Examining the Book of Abraham
So, what are some of the conclusions we can draw on the Book of Abraham? Let's review a few points:
- Point #1: Joseph Smith was clear in his statements and in his writings that he was "translating" text from the papyri in his hands. Furthermore, Church leaders after Joseph, beginning with Brigham Young, were adamant that the Book of Abraham is a holograph written by the hand of Abraham himself. If the Church is inspired with continuing revelation, then even if Joseph Smith said absolutely nothing on the subject, all the later commentaries by Church leaders make it clear that this is the stance the Church has taken.
- Point #2: Scholars now know how to read ancient Egyptian thoroughly, and are very familiar with ancient Egyptian religious concepts and practices. Yes, there are some holes in their knowledge, as there are in any subject one may study, but the fact remains that since the Egyptians wrote so much about the afterlife and their gods, we know a tremendous amount about their belief system.
- Point #3: The very same papyri that were used in the creation of the Book of Abraham, can be, and have been, translated by competent Egyptologists (including those at BYU). The result being that absolutely no mention of Abraham exists in said documents, nor do the papyri contain anything close to the text of the Book of Abraham.
- Point #4: The existing Facsimiles have been thoroughly examined by Egyptologists and have been found to be very different point by point from Joseph Smith's interpretations. At best, there are only superficial similarities in but a few figures. In fact, the whole purpose of the Facsimiles are completely different than we're led to believe: traditionally, the Church would have us believe that the Facsimiles were illustrations found in the Book of Abraham and are closely associated with it, while the reality is that they were burial documents from two different people buried years apart, and only brought together by chance many, many centuries after their deaths.
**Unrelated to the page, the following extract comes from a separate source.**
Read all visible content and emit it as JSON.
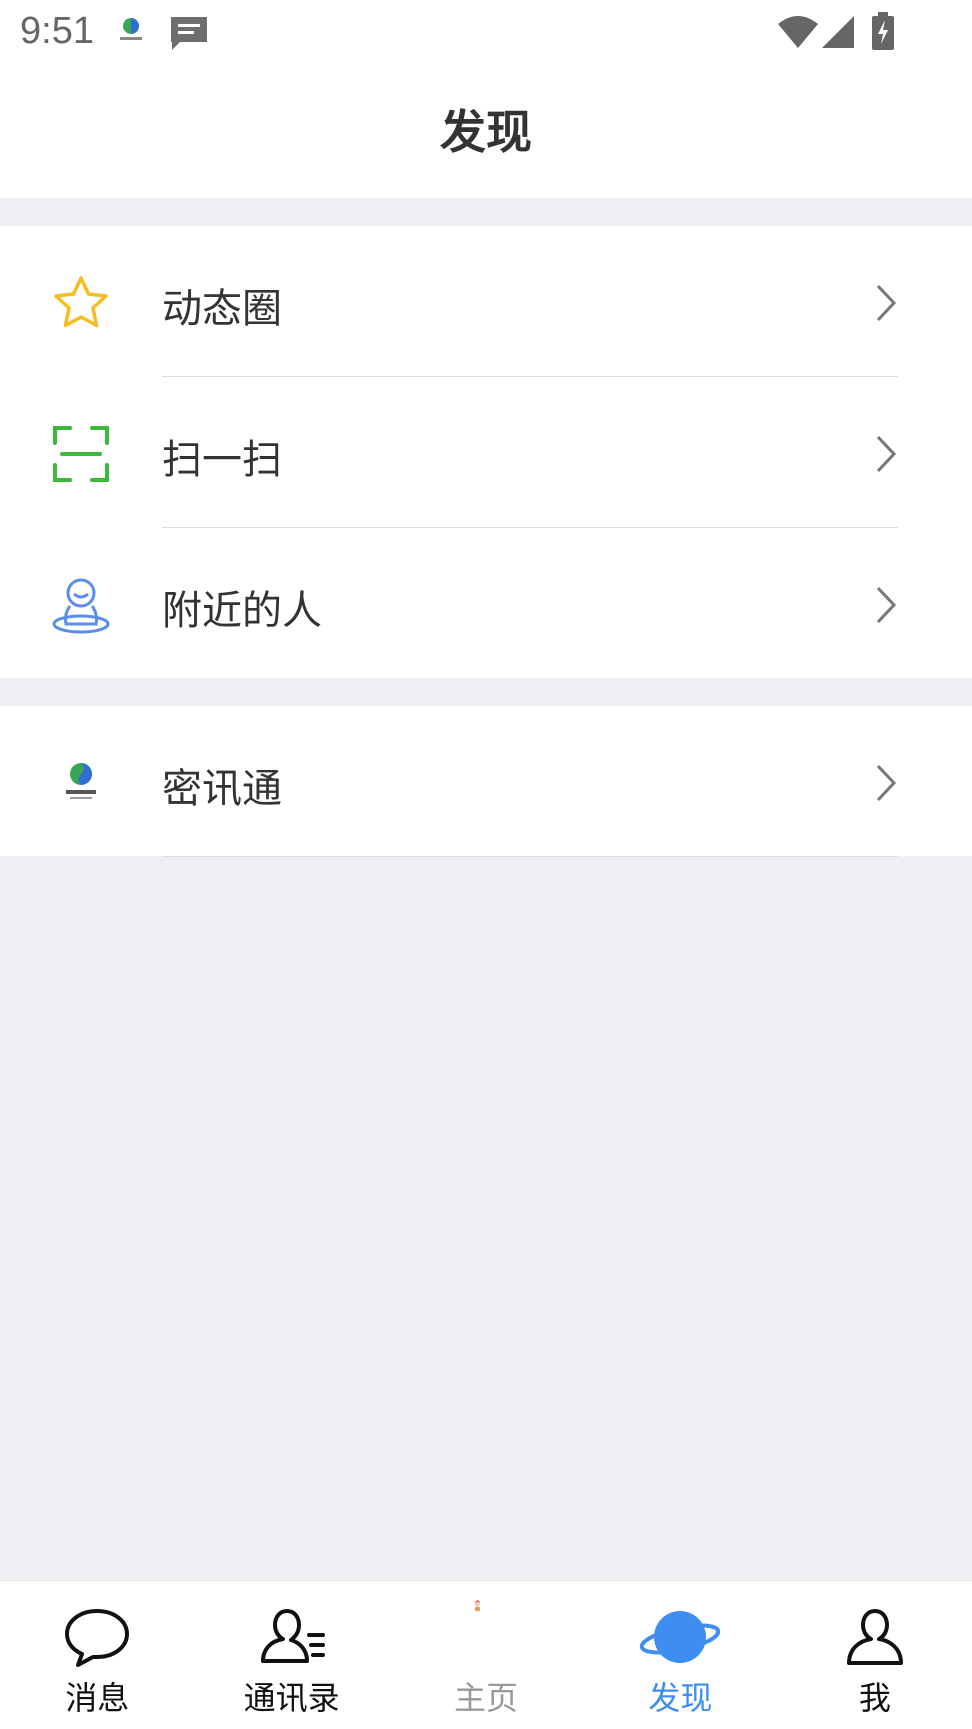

- Point #5: The text of the Book of Abraham has serious anachronisms — names of people and places that did not exist in Abraham's day. Even Facsimile #1 could not have been produced "by the hand" of Abraham, having been dated to be at least 14 centuries too recent. Additionally, there are specific concepts in the Book of Abraham that reflects a 19th-century, Newtonian cosmology.
Conclusions: From my perspective, the only possible conclusion is that the Book of Abraham is not what Joseph Smith claimed. It may be that he thought he was producing a holograph from Abraham, but it's clear that this wasn't the case.
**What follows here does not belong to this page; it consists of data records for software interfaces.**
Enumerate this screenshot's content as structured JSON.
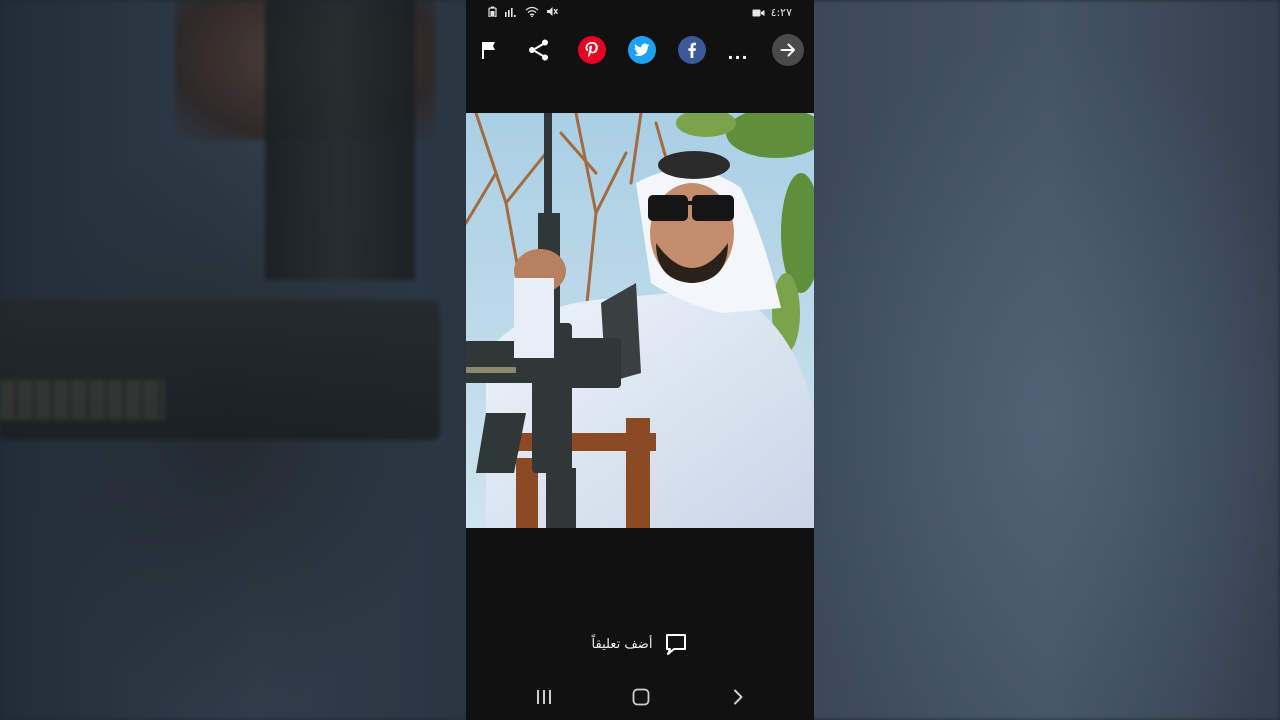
{
  "status_bar": {
    "time": "٤:٢٧"
  },
  "toolbar": {
    "icons": [
      "flag-icon",
      "share-icon",
      "pinterest-icon",
      "twitter-icon",
      "facebook-icon",
      "more-icon",
      "arrow-right-icon"
    ],
    "more_label": "...",
    "colors": {
      "pinterest": "#e60023",
      "twitter": "#1da1f2",
      "facebook": "#3b5998",
      "arrow_bg": "#4a4a4a"
    }
  },
  "comment": {
    "label": "أضف تعليقاً"
  },
  "nav": {
    "icons": [
      "recents-icon",
      "home-icon",
      "back-icon"
    ]
  }
}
It's absolutely clear that what he was holding in his hand was not a holograph from Abraham: It's dated at least 1400 years later than Abraham, and very possibly close to 2000 years later, not to mention the fact that we can now translate the documents and determine what they really say.
And, even if Joseph received the Book of Abraham solely from inspiration and unrelated to any document he held in his hand — as some apologists of the Church claim — why would there be anachronisms? It would be highly unlikely for Abraham to have written this document while he was alive.
A much more plausible explanation is that the Book of Abraham was created by Joseph Smith rather than Abraham or some other ancient person. Perhaps Joseph thought he was getting inspiration, but the evidence doesn't seem to bear his claims out. There is nothing in the Book of Abraham that was not available in some form to Joseph Smith at the time — whether it was the traditions about Abraham from Josephus, or the Newtonian concepts prevalent in society regarding the universe and the way it functions, or the King James Version of the Bible which is the basis of so much of the Book of Abraham. Add in a little imagination that Joseph had in abundance, and you have the necessary ingredients to create the Book of Abraham.